Problem details:
Filter the records for "Only" and keep each line that has it.

Source information:
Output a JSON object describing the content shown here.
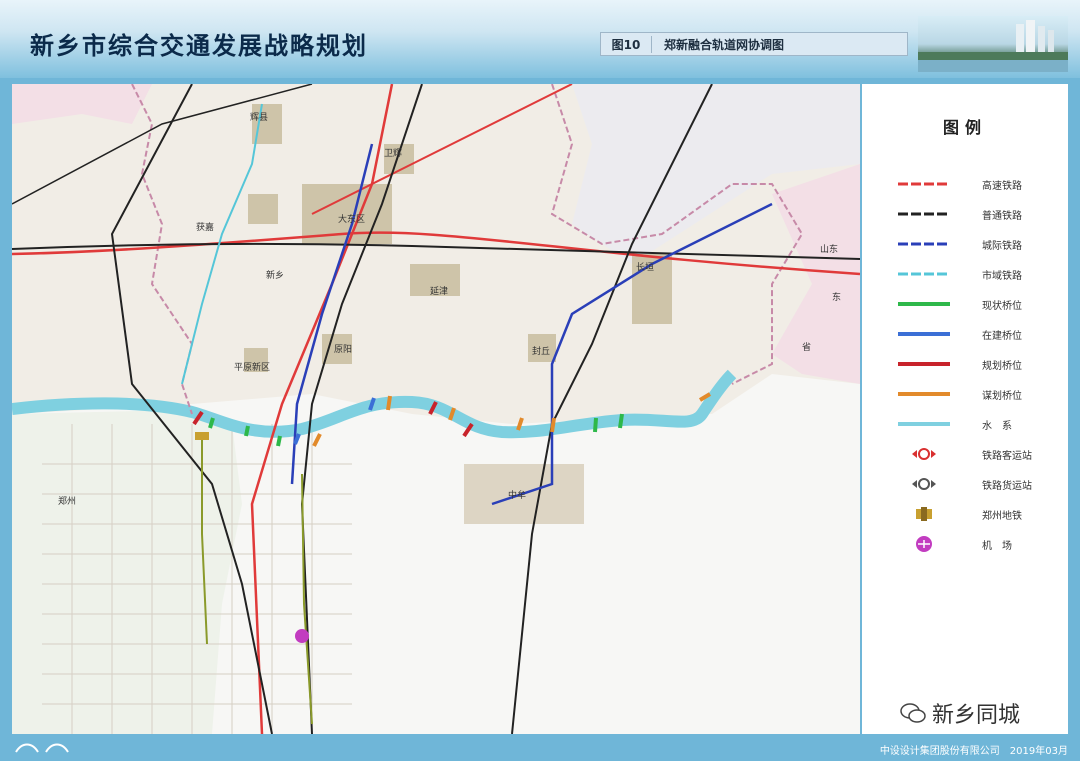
{
  "header": {
    "title": "新乡市综合交通发展战略规划",
    "figure_number": "图10",
    "figure_title": "郑新融合轨道网协调图"
  },
  "legend": {
    "title": "图例",
    "items": [
      {
        "label": "高速铁路",
        "symbol": "hsr-line",
        "color": "#e03a3a"
      },
      {
        "label": "普通铁路",
        "symbol": "rail-line",
        "color": "#222222"
      },
      {
        "label": "城际铁路",
        "symbol": "intercity-line",
        "color": "#2a3fb8"
      },
      {
        "label": "市域铁路",
        "symbol": "suburban-line",
        "color": "#55c6d8"
      },
      {
        "label": "现状桥位",
        "symbol": "bar",
        "color": "#2eb84a"
      },
      {
        "label": "在建桥位",
        "symbol": "bar",
        "color": "#3b6fd6"
      },
      {
        "label": "规划桥位",
        "symbol": "bar",
        "color": "#c8232b"
      },
      {
        "label": "谋划桥位",
        "symbol": "bar",
        "color": "#e28a2b"
      },
      {
        "label": "水　系",
        "symbol": "bar",
        "color": "#7fd0e0"
      },
      {
        "label": "铁路客运站",
        "symbol": "passenger-station-icon",
        "color": "#d93030"
      },
      {
        "label": "铁路货运站",
        "symbol": "freight-station-icon",
        "color": "#555555"
      },
      {
        "label": "郑州地铁",
        "symbol": "metro-icon",
        "color": "#c8a030"
      },
      {
        "label": "机　场",
        "symbol": "airport-icon",
        "color": "#c23cc0"
      }
    ]
  },
  "map": {
    "labels": [
      "辉县",
      "卫辉",
      "获嘉",
      "大东区",
      "新乡",
      "延津",
      "原阳",
      "长垣",
      "平原新区",
      "封丘",
      "中牟",
      "郑州",
      "山东",
      "东",
      "省"
    ]
  },
  "footer": {
    "credit": "中设设计集团股份有限公司　2019年03月"
  },
  "watermark": {
    "text": "新乡同城"
  }
}
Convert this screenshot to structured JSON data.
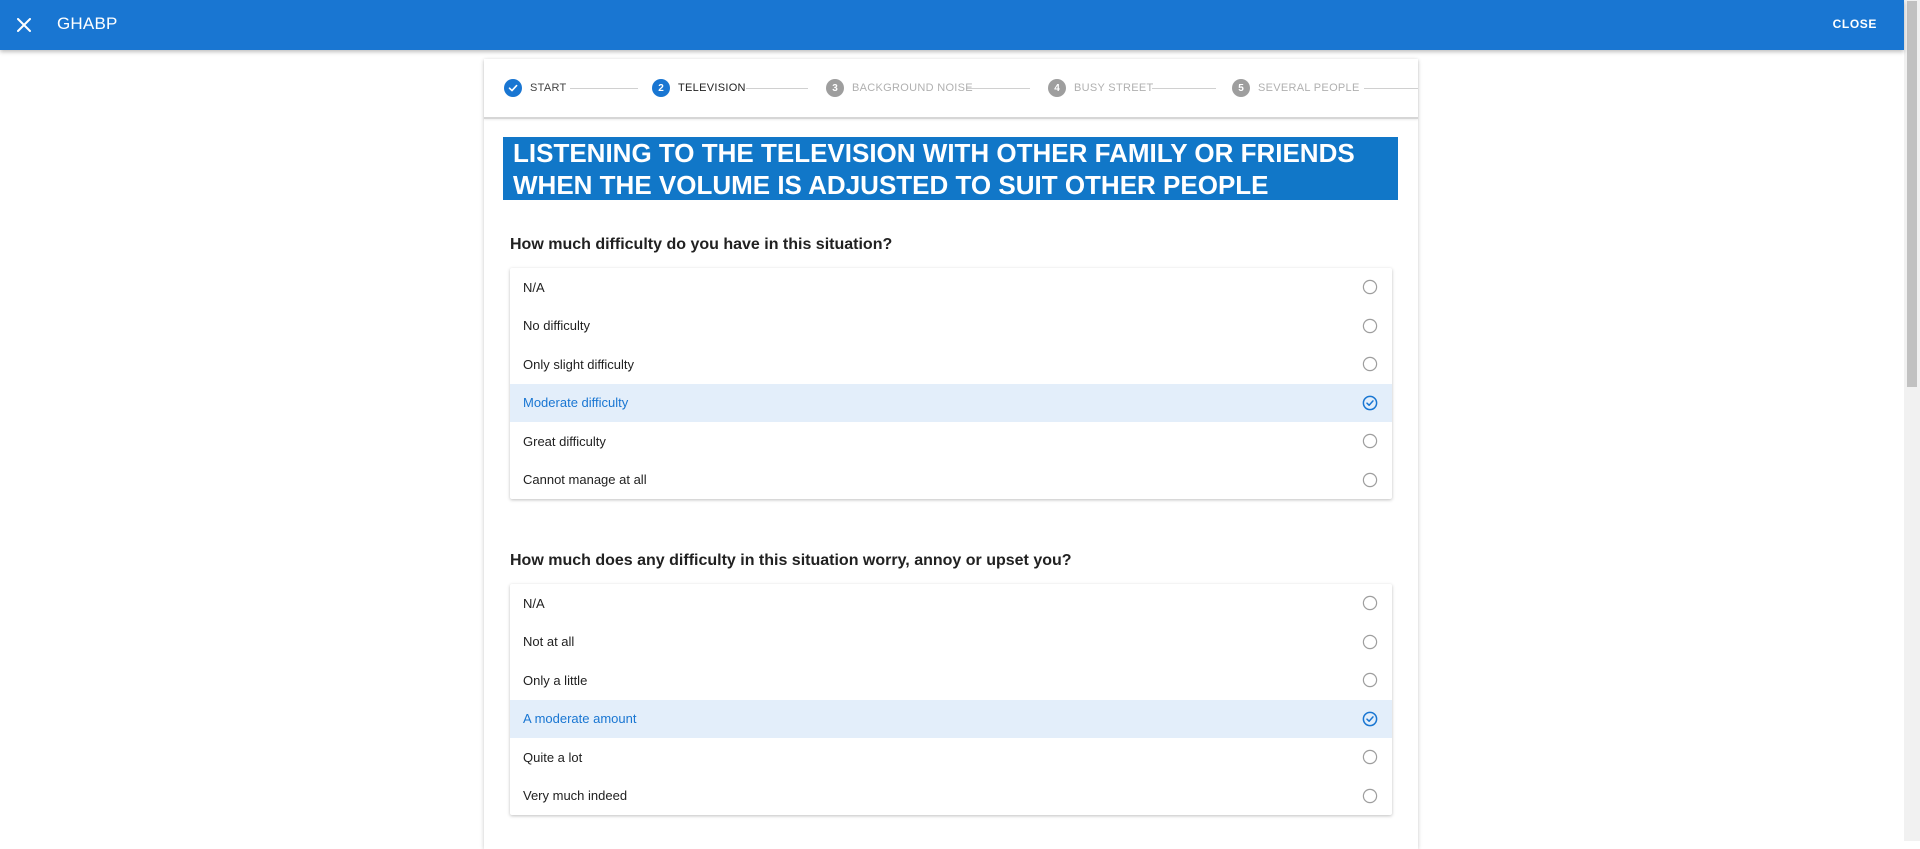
{
  "app": {
    "title": "GHABP",
    "close_label": "CLOSE",
    "accent_color": "#1976d2"
  },
  "stepper": {
    "steps": [
      {
        "number": "",
        "label": "START",
        "state": "done"
      },
      {
        "number": "2",
        "label": "TELEVISION",
        "state": "active"
      },
      {
        "number": "3",
        "label": "BACKGROUND NOISE",
        "state": "todo"
      },
      {
        "number": "4",
        "label": "BUSY STREET",
        "state": "todo"
      },
      {
        "number": "5",
        "label": "SEVERAL PEOPLE",
        "state": "todo"
      }
    ]
  },
  "situation": {
    "line1": "LISTENING TO THE TELEVISION WITH OTHER FAMILY OR FRIENDS",
    "line2": "WHEN THE VOLUME IS ADJUSTED TO SUIT OTHER PEOPLE"
  },
  "questions": [
    {
      "text": "How much difficulty do you have in this situation?",
      "options": [
        "N/A",
        "No difficulty",
        "Only slight difficulty",
        "Moderate difficulty",
        "Great difficulty",
        "Cannot manage at all"
      ],
      "selected": "Moderate difficulty"
    },
    {
      "text": "How much does any difficulty in this situation worry, annoy or upset you?",
      "options": [
        "N/A",
        "Not at all",
        "Only a little",
        "A moderate amount",
        "Quite a lot",
        "Very much indeed"
      ],
      "selected": "A moderate amount"
    }
  ]
}
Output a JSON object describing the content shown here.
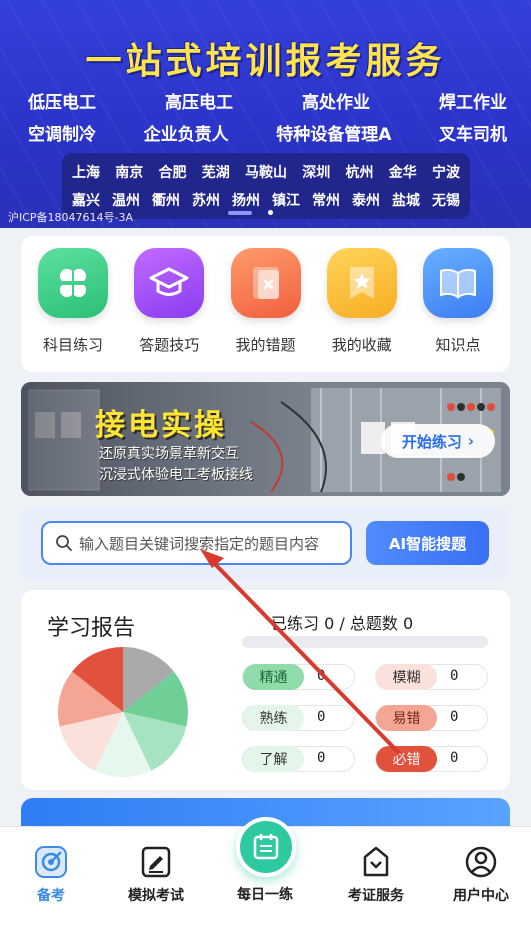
{
  "hero": {
    "title": "一站式培训报考服务",
    "services_row1": [
      "低压电工",
      "高压电工",
      "高处作业",
      "焊工作业"
    ],
    "services_row2": [
      "空调制冷",
      "企业负责人",
      "特种设备管理A",
      "叉车司机"
    ],
    "cities_row1": [
      "上海",
      "南京",
      "合肥",
      "芜湖",
      "马鞍山",
      "深圳",
      "杭州",
      "金华",
      "宁波"
    ],
    "cities_row2": [
      "嘉兴",
      "温州",
      "衢州",
      "苏州",
      "扬州",
      "镇江",
      "常州",
      "泰州",
      "盐城",
      "无锡"
    ],
    "icp": "沪ICP备18047614号-3A"
  },
  "menu": [
    {
      "label": "科目练习",
      "icon": "clover-icon"
    },
    {
      "label": "答题技巧",
      "icon": "graduation-cap-icon"
    },
    {
      "label": "我的错题",
      "icon": "error-book-icon"
    },
    {
      "label": "我的收藏",
      "icon": "star-bookmark-icon"
    },
    {
      "label": "知识点",
      "icon": "open-book-icon"
    }
  ],
  "practice_banner": {
    "title": "接电实操",
    "subtitle1": "还原真实场景革新交互",
    "subtitle2": "沉浸式体验电工考板接线",
    "button": "开始练习"
  },
  "search": {
    "placeholder": "输入题目关键词搜索指定的题目内容",
    "ai_button": "AI智能搜题"
  },
  "report": {
    "title": "学习报告",
    "practiced_label": "已练习",
    "practiced": "0",
    "total_label": "总题数",
    "total": "0",
    "separator": "/",
    "progress": 0,
    "stats": [
      {
        "label": "精通",
        "value": "0",
        "color": "#8fdcaa"
      },
      {
        "label": "模糊",
        "value": "0",
        "color": "#fbe1dc"
      },
      {
        "label": "熟练",
        "value": "0",
        "color": "#e4f6ea"
      },
      {
        "label": "易错",
        "value": "0",
        "color": "#f4a594"
      },
      {
        "label": "了解",
        "value": "0",
        "color": "#e4f6ea"
      },
      {
        "label": "必错",
        "value": "0",
        "color": "#e2513c"
      }
    ]
  },
  "nav": {
    "items": [
      {
        "label": "备考",
        "icon": "target-icon",
        "active": true
      },
      {
        "label": "模拟考试",
        "icon": "pen-paper-icon"
      },
      {
        "label": "每日一练",
        "icon": "calendar-list-icon"
      },
      {
        "label": "考证服务",
        "icon": "certificate-icon"
      },
      {
        "label": "用户中心",
        "icon": "user-icon"
      }
    ]
  },
  "colors": {
    "accent": "#3a6ff3",
    "hero_bg": "#2b33c8",
    "center_btn": "#2dc9a0",
    "arrow": "#d93a2e"
  }
}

Output for this task:
        "Only slight difficulty",
        "Only a little",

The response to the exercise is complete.